Researchers hope that the UK will continue to participate in the EU’s €80 billion (£69 billion) Horizon 2020 research programme, even if the end-date is post-Brexit. But it is not clear if the UK will be able to play a role in its successor, the 9th Framework Programme. Continued access to other schemes, such as the student exchange programme Erasmus+ and the Marie Skłodowska-Curie Actions programme for hosting talented foreign researchers, is also in doubt.
Kieron Flanagan, senior lecturer in science and technology policy at the Alliance Manchester Business School, says that after the referendum many people thought participation in research programmes would continue. ‘But this has all changed now with the prospect of a hard Brexit. It will make negotiating full access to programmes very difficult.’
We could end up with a ‘monoculture’ funding system
Kieron Flanagan, Alliance Manchester Business School
Steele agrees and says one recent example is informative. ‘Switzerland’s access to Horizon 2020 was suspended after a referendum narrowly came down against freedom of movement. If this really is a red line in negotiations, it’s very hard to see how we could maintain our participation.’ Switzerland subsequently relaxed its migration rules and rejoined the science schemes. ‘If the UK is given any better deal, Switzerland would be greatly aggrieved,’ Davidson says.The UK has indicated it will not accept freedom of movement once outside the EU.
The UK is a net beneficiary of EU research programmes. Under the 2007–2013 Framework Programme 7, the UK won around €8.8 billion in grants, while paying in around €5.4 billion. The country is also one of the main players in Horizon 2020, securing over 16% of funding. EU funds now make up 17% of the total science research grants in UK Higher Education Institutes (HEIs). Significantly, a huge 73% of the increase in HEI science funding from 2007–2014 can be assigned to EU sources.
‘If we lose access to all EU funding, the new £2 billion per year committed by the government would just about cover the losses in financial terms,’ says Steele, ‘but it is very unlikely to replace the vital international collaborative role of EU funding, nor be as supportive of basic research.’

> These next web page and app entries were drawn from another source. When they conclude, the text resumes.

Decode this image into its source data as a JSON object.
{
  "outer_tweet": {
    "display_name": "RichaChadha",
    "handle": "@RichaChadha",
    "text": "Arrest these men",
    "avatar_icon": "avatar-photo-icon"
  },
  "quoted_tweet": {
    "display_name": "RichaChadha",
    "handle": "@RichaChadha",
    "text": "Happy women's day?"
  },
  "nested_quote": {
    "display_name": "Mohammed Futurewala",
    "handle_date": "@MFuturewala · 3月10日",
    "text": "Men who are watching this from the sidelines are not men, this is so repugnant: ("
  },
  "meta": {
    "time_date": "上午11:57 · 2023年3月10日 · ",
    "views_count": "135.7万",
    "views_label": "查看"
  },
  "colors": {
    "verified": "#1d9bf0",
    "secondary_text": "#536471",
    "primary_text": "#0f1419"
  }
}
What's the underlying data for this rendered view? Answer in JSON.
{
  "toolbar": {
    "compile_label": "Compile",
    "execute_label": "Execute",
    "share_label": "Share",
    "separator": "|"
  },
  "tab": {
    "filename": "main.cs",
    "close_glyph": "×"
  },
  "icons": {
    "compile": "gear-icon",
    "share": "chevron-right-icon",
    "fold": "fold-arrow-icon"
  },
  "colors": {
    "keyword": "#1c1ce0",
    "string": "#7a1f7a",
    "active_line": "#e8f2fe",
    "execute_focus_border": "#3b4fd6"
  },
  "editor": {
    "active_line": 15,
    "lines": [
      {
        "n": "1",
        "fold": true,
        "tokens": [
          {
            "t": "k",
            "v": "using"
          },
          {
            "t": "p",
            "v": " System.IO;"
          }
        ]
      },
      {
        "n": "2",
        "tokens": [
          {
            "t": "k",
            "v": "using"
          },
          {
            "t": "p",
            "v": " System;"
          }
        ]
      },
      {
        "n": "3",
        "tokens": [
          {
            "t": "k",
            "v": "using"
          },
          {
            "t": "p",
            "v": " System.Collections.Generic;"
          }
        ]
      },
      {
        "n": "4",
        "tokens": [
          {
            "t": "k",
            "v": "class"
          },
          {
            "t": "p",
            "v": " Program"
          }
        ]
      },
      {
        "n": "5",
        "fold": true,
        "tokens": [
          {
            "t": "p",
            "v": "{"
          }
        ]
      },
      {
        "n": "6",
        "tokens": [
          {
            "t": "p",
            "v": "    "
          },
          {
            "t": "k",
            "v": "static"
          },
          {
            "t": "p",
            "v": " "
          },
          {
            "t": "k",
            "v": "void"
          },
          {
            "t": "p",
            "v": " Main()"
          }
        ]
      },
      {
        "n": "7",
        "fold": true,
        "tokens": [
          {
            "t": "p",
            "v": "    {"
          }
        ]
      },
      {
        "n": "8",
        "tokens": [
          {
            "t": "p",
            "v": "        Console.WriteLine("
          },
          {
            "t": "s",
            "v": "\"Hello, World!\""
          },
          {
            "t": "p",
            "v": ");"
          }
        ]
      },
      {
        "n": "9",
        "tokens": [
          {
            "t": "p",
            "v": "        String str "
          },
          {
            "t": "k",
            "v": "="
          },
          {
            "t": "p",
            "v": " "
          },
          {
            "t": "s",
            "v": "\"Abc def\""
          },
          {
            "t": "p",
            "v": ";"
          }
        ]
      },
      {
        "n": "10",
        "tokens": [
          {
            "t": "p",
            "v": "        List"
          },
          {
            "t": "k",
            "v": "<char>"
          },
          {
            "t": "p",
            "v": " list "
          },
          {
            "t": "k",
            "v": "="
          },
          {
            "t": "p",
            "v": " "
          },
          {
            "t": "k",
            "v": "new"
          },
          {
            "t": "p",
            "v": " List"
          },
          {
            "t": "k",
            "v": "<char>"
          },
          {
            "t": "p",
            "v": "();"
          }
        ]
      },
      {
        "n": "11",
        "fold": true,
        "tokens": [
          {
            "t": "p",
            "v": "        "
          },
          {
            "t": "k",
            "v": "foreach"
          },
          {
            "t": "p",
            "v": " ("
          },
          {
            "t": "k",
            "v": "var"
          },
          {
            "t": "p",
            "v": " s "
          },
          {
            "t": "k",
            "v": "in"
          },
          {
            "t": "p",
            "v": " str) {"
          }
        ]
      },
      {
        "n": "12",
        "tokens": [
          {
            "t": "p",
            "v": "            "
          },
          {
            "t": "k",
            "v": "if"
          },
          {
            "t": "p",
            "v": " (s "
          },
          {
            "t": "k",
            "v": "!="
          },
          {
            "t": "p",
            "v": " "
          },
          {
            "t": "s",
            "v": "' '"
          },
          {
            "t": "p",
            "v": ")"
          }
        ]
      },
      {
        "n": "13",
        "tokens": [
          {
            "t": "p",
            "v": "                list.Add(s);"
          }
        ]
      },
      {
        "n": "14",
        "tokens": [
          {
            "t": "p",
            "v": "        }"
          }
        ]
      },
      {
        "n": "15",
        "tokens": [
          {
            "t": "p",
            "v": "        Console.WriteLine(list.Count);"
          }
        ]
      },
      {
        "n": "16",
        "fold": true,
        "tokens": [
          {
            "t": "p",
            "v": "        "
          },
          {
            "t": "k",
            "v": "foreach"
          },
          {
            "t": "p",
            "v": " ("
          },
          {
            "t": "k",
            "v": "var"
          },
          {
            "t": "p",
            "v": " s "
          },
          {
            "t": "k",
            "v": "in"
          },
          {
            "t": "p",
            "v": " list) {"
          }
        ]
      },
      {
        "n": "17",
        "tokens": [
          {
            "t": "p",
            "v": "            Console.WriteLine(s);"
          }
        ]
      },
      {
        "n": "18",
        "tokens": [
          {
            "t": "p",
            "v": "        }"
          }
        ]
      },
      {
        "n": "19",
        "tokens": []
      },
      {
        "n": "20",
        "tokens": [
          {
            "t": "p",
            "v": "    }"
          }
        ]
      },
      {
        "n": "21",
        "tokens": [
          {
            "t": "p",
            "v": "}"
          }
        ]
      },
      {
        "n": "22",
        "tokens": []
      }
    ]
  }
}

While the government’s funding injection is welcome and unprecedented, Flanagan says, details on how the money will be spent remain vague. ‘A majority of it will go on industrial strategy priorities, which as fine as the UK has a bit of a gap in funding there, but where will the rest go? I would be surprised if it went into the traditional funding system of responsive grants.’ But it’s not just about the money, adds Flanagan. The UK is moving from being one of the most diverse funding systems in the world to one of the narrowest. ‘The EU funds research that is different and complementary to national funders, but that is going to be lost. At the same time, the research councils are merging into one body so diversity will be lost there too. We could end up with a “monoculture” funding system.’
However, Emma Raven, head of the department of chemistry at the University of Leicester is more positive. ‘It’s difficult to say, at the present time, what the impact on funding will be. The new Global Challenges Research Fund might help, but it will take time for these new schemes to bed in. There will likely be opportunities to develop relationships with different partner countries.’
‘Brexit will end up in the fullness of time – assuming it is so-called hard Brexit – being a total disaster for the UK and for Europe,’ says chemistry Nobel prize winner Fraser Stoddart. ‘History will not be kind to the politicians in the UK who have orchestrated this fiasco.’ He adds: ‘If I was running a research group in the UK with a large component of students from different countries, as I do presently in the US, I would be looking to leave as quickly as possible. Doing cutting-edge research is all about people. It is not about money.’
The long-term effects of Brexit are impossible to predict, says Welton. ‘There is no way of knowing how high up the issues of importance to science will be on the government’s agenda. I suspect not very high. So we will end up having to make the best of decisions that are made for other reasons.’